# [EXERCISE AIM]
Would you please restate all of the data exactly?

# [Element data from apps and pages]
........
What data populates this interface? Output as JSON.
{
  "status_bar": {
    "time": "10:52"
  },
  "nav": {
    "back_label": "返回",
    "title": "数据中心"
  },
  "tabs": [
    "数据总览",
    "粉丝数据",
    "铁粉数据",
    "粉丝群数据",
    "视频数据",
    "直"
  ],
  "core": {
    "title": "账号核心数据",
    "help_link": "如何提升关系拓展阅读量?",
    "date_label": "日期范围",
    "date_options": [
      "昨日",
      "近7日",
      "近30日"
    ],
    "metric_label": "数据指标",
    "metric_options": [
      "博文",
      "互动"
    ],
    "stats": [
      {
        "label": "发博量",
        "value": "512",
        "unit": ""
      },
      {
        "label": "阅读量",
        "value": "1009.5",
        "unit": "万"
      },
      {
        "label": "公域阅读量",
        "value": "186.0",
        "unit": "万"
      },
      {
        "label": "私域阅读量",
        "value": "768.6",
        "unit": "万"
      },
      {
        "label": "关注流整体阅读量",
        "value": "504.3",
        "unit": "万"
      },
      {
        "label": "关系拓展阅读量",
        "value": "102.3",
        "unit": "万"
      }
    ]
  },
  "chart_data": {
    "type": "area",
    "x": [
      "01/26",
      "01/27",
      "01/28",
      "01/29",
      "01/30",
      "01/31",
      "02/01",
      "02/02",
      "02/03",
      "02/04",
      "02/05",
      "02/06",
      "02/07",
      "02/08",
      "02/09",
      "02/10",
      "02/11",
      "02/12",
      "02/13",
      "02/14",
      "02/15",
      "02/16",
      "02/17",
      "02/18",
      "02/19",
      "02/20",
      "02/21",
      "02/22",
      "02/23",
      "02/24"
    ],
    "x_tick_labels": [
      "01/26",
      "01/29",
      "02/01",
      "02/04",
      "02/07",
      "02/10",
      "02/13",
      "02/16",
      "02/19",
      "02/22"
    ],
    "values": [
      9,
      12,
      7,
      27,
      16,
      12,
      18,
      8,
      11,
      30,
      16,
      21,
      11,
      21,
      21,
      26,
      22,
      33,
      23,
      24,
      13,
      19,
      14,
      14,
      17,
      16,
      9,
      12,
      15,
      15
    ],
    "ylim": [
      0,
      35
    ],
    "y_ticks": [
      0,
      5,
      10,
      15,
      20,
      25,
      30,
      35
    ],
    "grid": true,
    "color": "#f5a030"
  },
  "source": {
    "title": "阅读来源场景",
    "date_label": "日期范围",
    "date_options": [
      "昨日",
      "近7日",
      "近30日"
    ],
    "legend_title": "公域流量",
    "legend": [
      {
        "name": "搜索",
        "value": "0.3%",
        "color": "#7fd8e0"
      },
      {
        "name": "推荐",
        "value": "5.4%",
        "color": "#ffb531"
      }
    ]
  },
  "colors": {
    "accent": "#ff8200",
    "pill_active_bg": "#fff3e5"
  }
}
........
# [ANSWER BELOW]
What data populates this interface? Output as JSON.
{
  "status_bar": {
    "time": "10:52"
  },
  "nav": {
    "back_label": "返回",
    "title": "数据中心"
  },
  "tabs": [
    "数据总览",
    "粉丝数据",
    "铁粉数据",
    "粉丝群数据",
    "视频数据",
    "直"
  ],
  "core": {
    "title": "账号核心数据",
    "help_link": "如何提升关系拓展阅读量?",
    "date_label": "日期范围",
    "date_options": [
      "昨日",
      "近7日",
      "近30日"
    ],
    "metric_label": "数据指标",
    "metric_options": [
      "博文",
      "互动"
    ],
    "stats": [
      {
        "label": "发博量",
        "value": "512",
        "unit": ""
      },
      {
        "label": "阅读量",
        "value": "1009.5",
        "unit": "万"
      },
      {
        "label": "公域阅读量",
        "value": "186.0",
        "unit": "万"
      },
      {
        "label": "私域阅读量",
        "value": "768.6",
        "unit": "万"
      },
      {
        "label": "关注流整体阅读量",
        "value": "504.3",
        "unit": "万"
      },
      {
        "label": "关系拓展阅读量",
        "value": "102.3",
        "unit": "万"
      }
    ]
  },
  "chart_data": {
    "type": "area",
    "x": [
      "01/26",
      "01/27",
      "01/28",
      "01/29",
      "01/30",
      "01/31",
      "02/01",
      "02/02",
      "02/03",
      "02/04",
      "02/05",
      "02/06",
      "02/07",
      "02/08",
      "02/09",
      "02/10",
      "02/11",
      "02/12",
      "02/13",
      "02/14",
      "02/15",
      "02/16",
      "02/17",
      "02/18",
      "02/19",
      "02/20",
      "02/21",
      "02/22",
      "02/23",
      "02/24"
    ],
    "x_tick_labels": [
      "01/26",
      "01/29",
      "02/01",
      "02/04",
      "02/07",
      "02/10",
      "02/13",
      "02/16",
      "02/19",
      "02/22"
    ],
    "values": [
      9,
      12,
      7,
      27,
      16,
      12,
      18,
      8,
      11,
      30,
      16,
      21,
      11,
      21,
      21,
      26,
      22,
      33,
      23,
      24,
      13,
      19,
      14,
      14,
      17,
      16,
      9,
      12,
      15,
      15
    ],
    "ylim": [
      0,
      35
    ],
    "y_ticks": [
      0,
      5,
      10,
      15,
      20,
      25,
      30,
      35
    ],
    "grid": true,
    "color": "#f5a030"
  },
  "source": {
    "title": "阅读来源场景",
    "date_label": "日期范围",
    "date_options": [
      "昨日",
      "近7日",
      "近30日"
    ],
    "legend_title": "公域流量",
    "legend": [
      {
        "name": "搜索",
        "value": "0.3%",
        "color": "#7fd8e0"
      },
      {
        "name": "推荐",
        "value": "5.4%",
        "color": "#ffb531"
      }
    ]
  },
  "colors": {
    "accent": "#ff8200",
    "pill_active_bg": "#fff3e5"
  }
}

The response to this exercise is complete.